(SOUNDBITE OF TV SHOW, "SCHMIGADOON!")

ALAN CUMMING: (As Dooley Flint, singing) I'd love some ground beef.

KRISTIN CHENOWETH: (As Miss Coldwell, singing) Well, then, sir, you're in luck. Which do you prefer? We've got Patty or Chuck.

(LAUGHTER)

CUMMING: (As Dooley Flint, singing) Have you any mutton?

CHENOWETH: (As Miss Coldwell, singing) That would be Satin.

CUMMING: (As Dooley Flint, singing) Perhaps some foie gras?

CHENOWETH: (As Miss Coldwell, singing) Voila. See Francoise.

CUMMING: (As Dooley Flint, singing) Baloney.

CHENOWETH: (As Miss Coldwell, singing) Tony.

CUMMING: (As Dooley Flint, singing) Salami.

CHENOWETH: (As Miss Coldwell, singing) Tommy. And we've also got Reuben if you like pastrami.

CUMMING: (As Dooley Flint, singing) But do you...

BIANCULLI: That comes later in the series, but it's worth the wait. And there are gems from the start. Dove Cameron as decadent chanteuse Jenny Banks makes her first appearance as a club headliner with a song and dance that is close enough to a number from "Cabaret" to raise eyebrows.

(SOUNDBITE OF TV SHOW, "SCHMIGADOON!")

DOVE CAMERON: (As Jenny Banks, singing) Back when I was summering in Brussels, I fell in love with Martin and his muscles. My heart got pumping every time he flexed. It's fair to say that I was overcome by what came next. Turns out he wasn't all that strong in bed, and that is when I turned to him and said, we've gone kaput. Now we're kaput. Once our desire burned like a fire, but now there's nothing left but soot. We had a laugh or two, but now the laughter is through. My dear, I fear that we're kaput.

BIANCULLI: This season of "Schmigadoon!" is stronger than many Broadway musicals I've seen and more overloaded with talent. Ariana DeBose is back this year, as are Aaron Tveit and Martin Short. And the newcomers include Titus Burgess as the narrator and Patrick Paige as the villain. Everyone gets a chance to shine and everyone does. I've seen all six episodes, and each one contains at least one really clever song, one very funny scene, and several surprises and references too good to spoil by mentioning. This second season of "Schmigadoon!" is more accessible than the first. And even though "Schmicago" wraps up its storyline very tightly at the end, it's so good, I hope they're planning another schmequel (ph).

(SOUNDBITE OF HELEN SUNG'S "SUNGBIRD")

BIANCULLI: On Monday's show, "Armageddon: What The Bible Really Says About The End." We talk with Bible scholar Bart Ehrman about his new book. He says a literal reading of the Book Of Revelation has created disastrous problems, including personal and psychological damage and consequences for U.S. foreign policy and the welfare of our planet. I hope you can join us.

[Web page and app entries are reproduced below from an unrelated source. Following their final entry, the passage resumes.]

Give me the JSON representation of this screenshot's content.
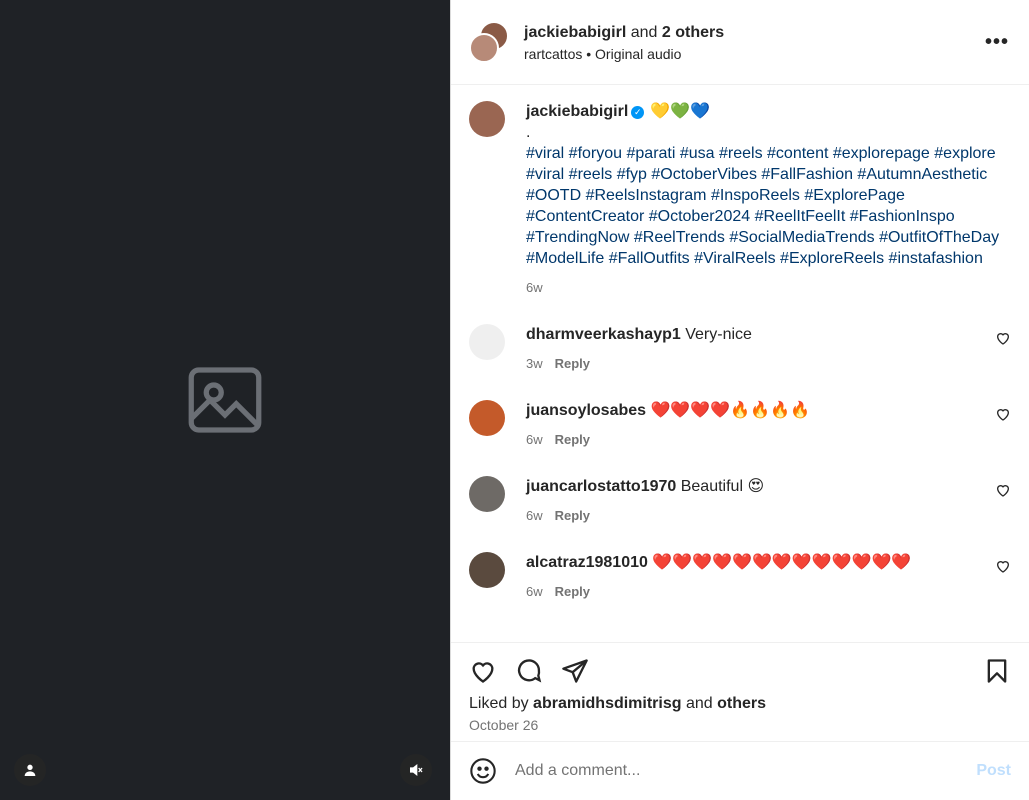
{
  "media": {
    "placeholder_icon": "image-placeholder-icon",
    "background": "#1f2226"
  },
  "header": {
    "author": "jackiebabigirl",
    "joiner": "and",
    "others": "2 others",
    "subline": "rartcattos • Original audio",
    "more_icon": "more-horizontal-icon"
  },
  "caption": {
    "username": "jackiebabigirl",
    "emojis": "💛💚💙",
    "dot": ".",
    "hashtags": "#viral #foryou #parati #usa #reels #content #explorepage #explore #viral #reels #fyp #OctoberVibes #FallFashion #AutumnAesthetic #OOTD #ReelsInstagram #InspoReels #ExplorePage #ContentCreator #October2024 #ReelItFeelIt #FashionInspo #TrendingNow #ReelTrends #SocialMediaTrends #OutfitOfTheDay #ModelLife #FallOutfits #ViralReels #ExploreReels #instafashion",
    "age": "6w"
  },
  "comments": [
    {
      "username": "dharmveerkashayp1",
      "text": "Very-nice",
      "age": "3w",
      "reply": "Reply",
      "avatar_color": "#efefef"
    },
    {
      "username": "juansoylosabes",
      "text": "❤️❤️❤️❤️🔥🔥🔥🔥",
      "age": "6w",
      "reply": "Reply",
      "avatar_color": "#c45a2a"
    },
    {
      "username": "juancarlostatto1970",
      "text": "Beautiful 😍",
      "age": "6w",
      "reply": "Reply",
      "avatar_color": "#6e6a66"
    },
    {
      "username": "alcatraz1981010",
      "text": "❤️❤️❤️❤️❤️❤️❤️❤️❤️❤️❤️❤️❤️",
      "age": "6w",
      "reply": "Reply",
      "avatar_color": "#5a4a3e"
    }
  ],
  "actions": {
    "liked_prefix": "Liked by",
    "liked_user": "abramidhsdimitrisg",
    "liked_joiner": "and",
    "liked_others": "others",
    "date": "October 26"
  },
  "composer": {
    "placeholder": "Add a comment...",
    "post_label": "Post"
  },
  "colors": {
    "link": "#00376b",
    "muted": "#737373",
    "verified": "#0095f6",
    "post_disabled": "#c0dffd"
  }
}
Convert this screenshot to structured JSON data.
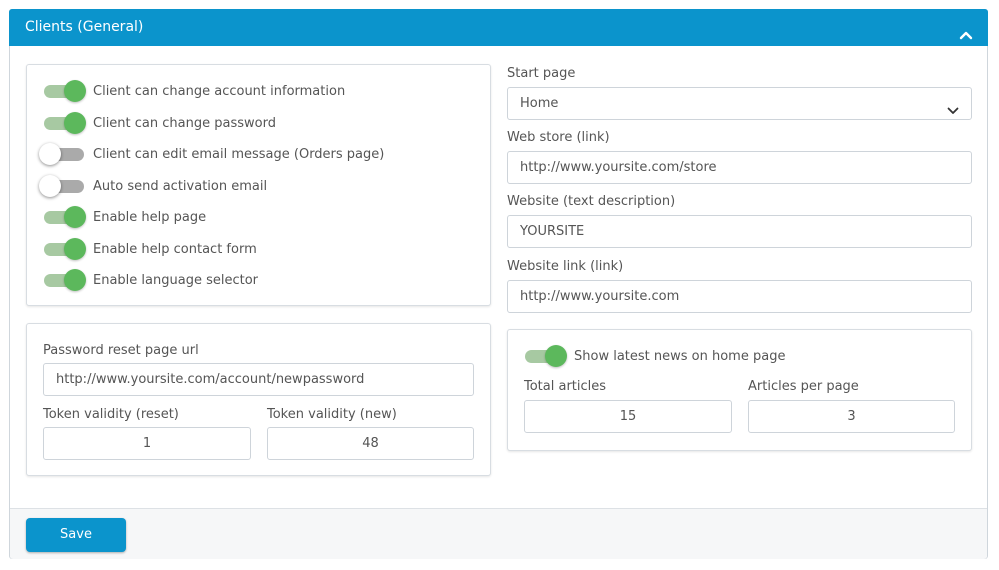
{
  "panel": {
    "title": "Clients (General)",
    "collapse_icon": "chevron-up-icon"
  },
  "client_options": [
    {
      "label": "Client can change account information",
      "enabled": true
    },
    {
      "label": "Client can change password",
      "enabled": true
    },
    {
      "label": "Client can edit email message (Orders page)",
      "enabled": false
    },
    {
      "label": "Auto send activation email",
      "enabled": false
    },
    {
      "label": "Enable help page",
      "enabled": true
    },
    {
      "label": "Enable help contact form",
      "enabled": true
    },
    {
      "label": "Enable language selector",
      "enabled": true
    }
  ],
  "password_reset": {
    "url_label": "Password reset page url",
    "url_value": "http://www.yoursite.com/account/newpassword",
    "token_reset_label": "Token validity (reset)",
    "token_reset_value": "1",
    "token_new_label": "Token validity (new)",
    "token_new_value": "48"
  },
  "site": {
    "start_page_label": "Start page",
    "start_page_value": "Home",
    "web_store_label": "Web store (link)",
    "web_store_value": "http://www.yoursite.com/store",
    "website_text_label": "Website (text description)",
    "website_text_value": "YOURSITE",
    "website_link_label": "Website link (link)",
    "website_link_value": "http://www.yoursite.com"
  },
  "news": {
    "toggle_label": "Show latest news on home page",
    "enabled": true,
    "total_label": "Total articles",
    "total_value": "15",
    "per_page_label": "Articles per page",
    "per_page_value": "3"
  },
  "footer": {
    "save_label": "Save"
  },
  "colors": {
    "accent": "#0b94cc",
    "toggle_on": "#5cb85c",
    "toggle_on_track": "#a7c9a2"
  }
}
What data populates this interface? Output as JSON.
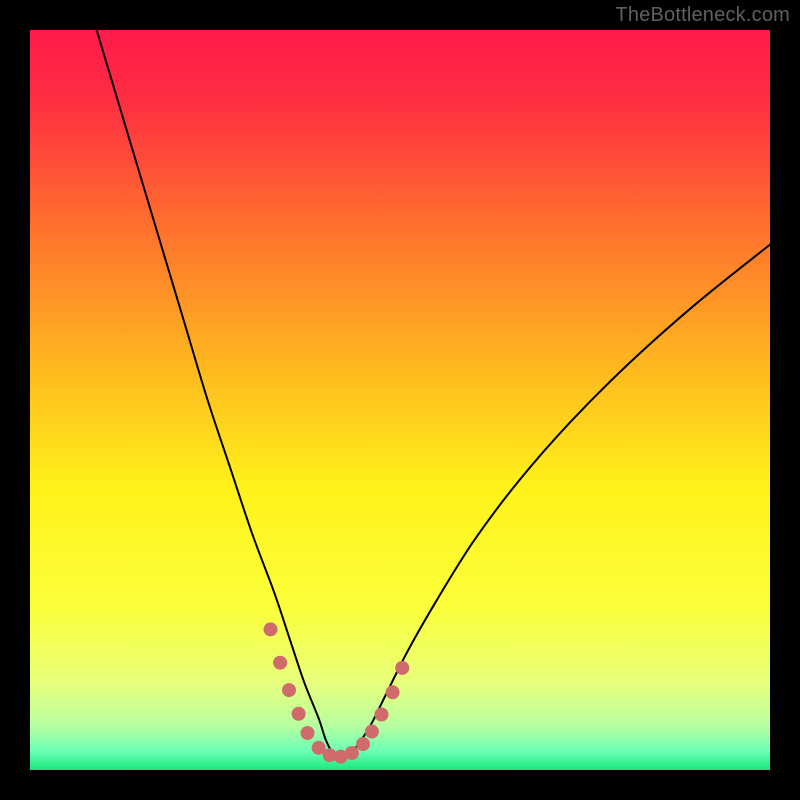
{
  "watermark": "TheBottleneck.com",
  "chart_data": {
    "type": "line",
    "title": "",
    "xlabel": "",
    "ylabel": "",
    "xlim": [
      0,
      100
    ],
    "ylim": [
      0,
      100
    ],
    "gradient_stops": [
      {
        "offset": 0.0,
        "color": "#ff1a4b"
      },
      {
        "offset": 0.1,
        "color": "#ff2f41"
      },
      {
        "offset": 0.25,
        "color": "#ff6a2f"
      },
      {
        "offset": 0.45,
        "color": "#ffb61f"
      },
      {
        "offset": 0.62,
        "color": "#fff21a"
      },
      {
        "offset": 0.78,
        "color": "#fbff3a"
      },
      {
        "offset": 0.88,
        "color": "#e8ff7a"
      },
      {
        "offset": 0.94,
        "color": "#b8ffa0"
      },
      {
        "offset": 0.975,
        "color": "#6affb6"
      },
      {
        "offset": 1.0,
        "color": "#18e87d"
      }
    ],
    "series": [
      {
        "name": "bottleneck-curve",
        "stroke": "#000000",
        "x": [
          9,
          12,
          15,
          18,
          21,
          24,
          27,
          30,
          33,
          35,
          37,
          39,
          40,
          41,
          42,
          43,
          44,
          46,
          48,
          51,
          55,
          60,
          66,
          73,
          81,
          90,
          100
        ],
        "values": [
          100,
          90,
          80,
          70,
          60,
          50,
          41,
          32,
          24,
          18,
          12,
          7,
          4,
          2.2,
          1.8,
          2.0,
          3,
          6,
          10,
          16,
          23,
          31,
          39,
          47,
          55,
          63,
          71
        ]
      }
    ],
    "highlight": {
      "name": "bottleneck-highlight",
      "color": "#cf6b6b",
      "points": [
        {
          "x": 32.5,
          "y": 19.0
        },
        {
          "x": 33.8,
          "y": 14.5
        },
        {
          "x": 35.0,
          "y": 10.8
        },
        {
          "x": 36.3,
          "y": 7.6
        },
        {
          "x": 37.5,
          "y": 5.0
        },
        {
          "x": 39.0,
          "y": 3.0
        },
        {
          "x": 40.5,
          "y": 2.0
        },
        {
          "x": 42.0,
          "y": 1.8
        },
        {
          "x": 43.5,
          "y": 2.3
        },
        {
          "x": 45.0,
          "y": 3.5
        },
        {
          "x": 46.2,
          "y": 5.2
        },
        {
          "x": 47.5,
          "y": 7.5
        },
        {
          "x": 49.0,
          "y": 10.5
        },
        {
          "x": 50.3,
          "y": 13.8
        }
      ]
    }
  }
}
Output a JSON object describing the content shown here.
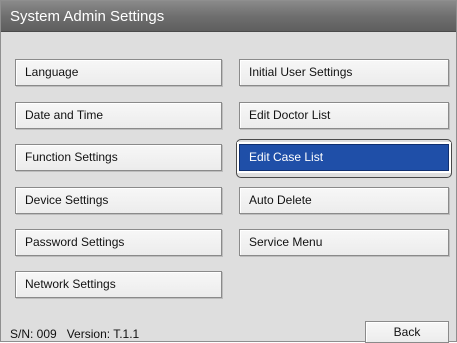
{
  "window": {
    "title": "System Admin Settings"
  },
  "left_column": {
    "items": [
      {
        "label": "Language"
      },
      {
        "label": "Date and Time"
      },
      {
        "label": "Function Settings"
      },
      {
        "label": "Device Settings"
      },
      {
        "label": "Password Settings"
      },
      {
        "label": "Network Settings"
      }
    ]
  },
  "right_column": {
    "items": [
      {
        "label": "Initial User Settings"
      },
      {
        "label": "Edit Doctor List"
      },
      {
        "label": "Edit Case List",
        "selected": true
      },
      {
        "label": "Auto Delete"
      },
      {
        "label": "Service Menu"
      }
    ]
  },
  "footer": {
    "serial_label": "S/N: 009",
    "version_label": "Version: T.1.1",
    "back_label": "Back"
  },
  "colors": {
    "selected_button": "#1f4fa8",
    "title_bar": "#6f6f6f",
    "panel_background": "#dedede"
  }
}
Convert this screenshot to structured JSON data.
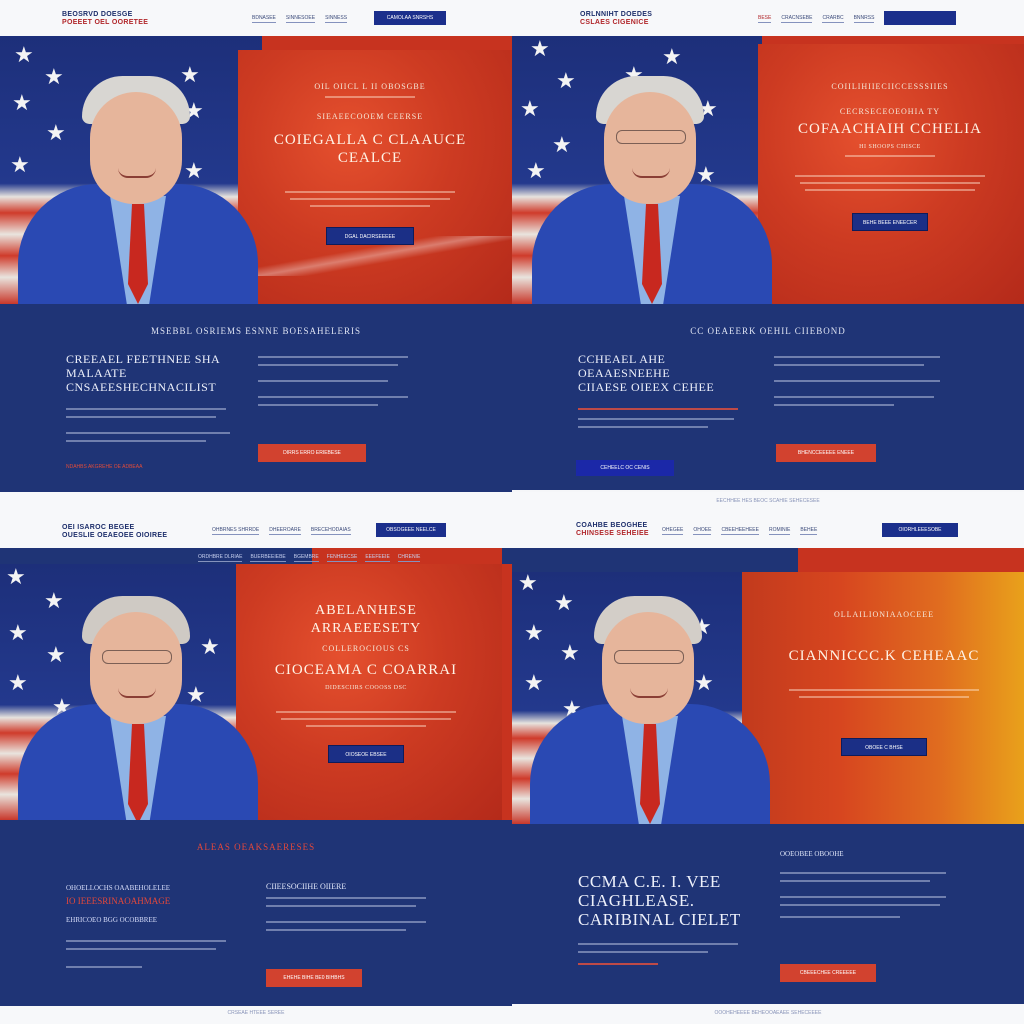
{
  "panels": [
    {
      "logo_line1": "BEOSRVD DOESGE",
      "logo_line2": "POEEET OEL OORETEE",
      "nav": [
        "BDNASEE",
        "SINNESOEE",
        "SINNESS"
      ],
      "nav_button": "CAMOLAA SNRSHS",
      "hero_kicker": "OIL OIICL L II OBOSGBE",
      "hero_sub1": "SIEAEECOOEM CEERSE",
      "hero_title": "COIEGALLA C CLAAUCE",
      "hero_title2": "CEALCE",
      "hero_cta": "DGAL DACIRSEEEEE",
      "lower_title": "MSEBBL OSRIEMS ESNNE BOESAHELERIS",
      "left_big": "CREEAEL FEETHNEE SHA MALAATE",
      "left_big2": "CNSAEESHECHNACILIST",
      "red_button": "DIRRS ERRO ERIEBESE",
      "red_link": "NDAHBS AKGREHE OE ADBEAA",
      "footer": ""
    },
    {
      "logo_line1": "ORLNNIHT DOEDES",
      "logo_line2": "CSLAES CIGENICE",
      "nav": [
        "BESE",
        "CRACNSEBE",
        "CRARBC",
        "BNNRSS"
      ],
      "nav_button": "",
      "hero_kicker": "COIILIHIIECIICCESSSIIES",
      "hero_sub1": "CECRSECEOEOHIA TY",
      "hero_title": "COFAACHAIH CCHELIA",
      "hero_sub2": "HI SHOOPS CHISCE",
      "hero_cta": "BEHE BEEE ENEECER",
      "lower_title": "CC OEAEERK OEHIL CIIEBOND",
      "left_big": "CCHEAEL AHE OEAAESNEEHE",
      "left_big2": "CIIAESE OIEEX CEHEE",
      "blue_button": "CEHEELC OC CENIS",
      "red_button": "BHENCCEEEEE ENEEE",
      "footer": "EECHHEE HES BEOC SCAHIE SEHECESEE"
    },
    {
      "logo_line1": "OEI ISAROC BEGEE",
      "logo_line2": "OUESLIE OEAEOEE OIOIREE",
      "nav": [
        "OHBRNES SHRRDE",
        "DHEEROARE",
        "BRECEHODAIAS"
      ],
      "nav_button": "OBSOGEEE NEELCE",
      "subnav": [
        "ORDHBRE DLRIAE",
        "BUERBEEIEBE",
        "BGEMBRE",
        "FENHEECSE",
        "EEEFEEIE",
        "CHRENIE"
      ],
      "hero_kicker": "ABELANHESE",
      "hero_sub1": "ARRAEEESETY",
      "hero_sub2": "COLLEROCIOUS CS",
      "hero_title": "CIOCEAMA C COARRAI",
      "hero_sub3": "DIDESCIIRS COOOSS DSC",
      "hero_cta": "OIOSEOE EBSEE",
      "lower_title": "ALEAS OEAKSAERESES",
      "left_big": "OHOELLOCHS OAABEHOLELEE",
      "left_big2": "IO IEEESRINAOAHMAGE",
      "left_small": "EHRICOEO BGG OCOBBREE",
      "right_head": "CIIEESOCIIHE OIIERE",
      "red_button": "EHEHE BIHE BE0 BIHBHS",
      "footer": "CRSEAE HTEEE SEREE"
    },
    {
      "logo_line1": "COAHBE BEOGHEE",
      "logo_line2": "CHINSESE SEHEIEE",
      "nav": [
        "OHEGEE",
        "OHOEE",
        "CBEEHEEHEEE",
        "ROMINIE",
        "BEHEE"
      ],
      "nav_button": "OIORHLEEESOBE",
      "hero_kicker": "OLLAILIONIAAOCEEE",
      "hero_title": "CIANNICCC.K CEHEAAC",
      "hero_cta": "OBOEE C BHSE",
      "lower_title": "",
      "left_big": "CCMA C.E. I. VEE",
      "left_big2": "CIAGHLEASE.",
      "left_big3": "CARIBINAL CIELET",
      "right_head": "OOEOBEE OBOOHE",
      "red_button": "CBEEECHEE CREEEEE",
      "footer": "OOOHEHEEEE BEHEOOAEAEE SEHECEEEE"
    }
  ]
}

(SOUNDBITE OF HELEN SUNG'S "SUNGBIRD")

BIANCULLI: FRESH AIR's executive producer is Danny Miller. Our technical director and engineer is Audrey Bentham, with additional engineering support by Joyce Lieberman, Julian Herzfeld and Al Banks. Our digital media producer is Molly Seavy-Nesper. For Terry Gross, I'm David Bianculli.

(SOUNDBITE OF HELEN SUNG'S "SUNGBIRD") Transcript provided by NPR, Copyright NPR.

David Bianculli is a guest host and TV critic on NPR's Fresh Air with Terry Gross. A contributor to the show since its inception, he has been a TV critic since 1975.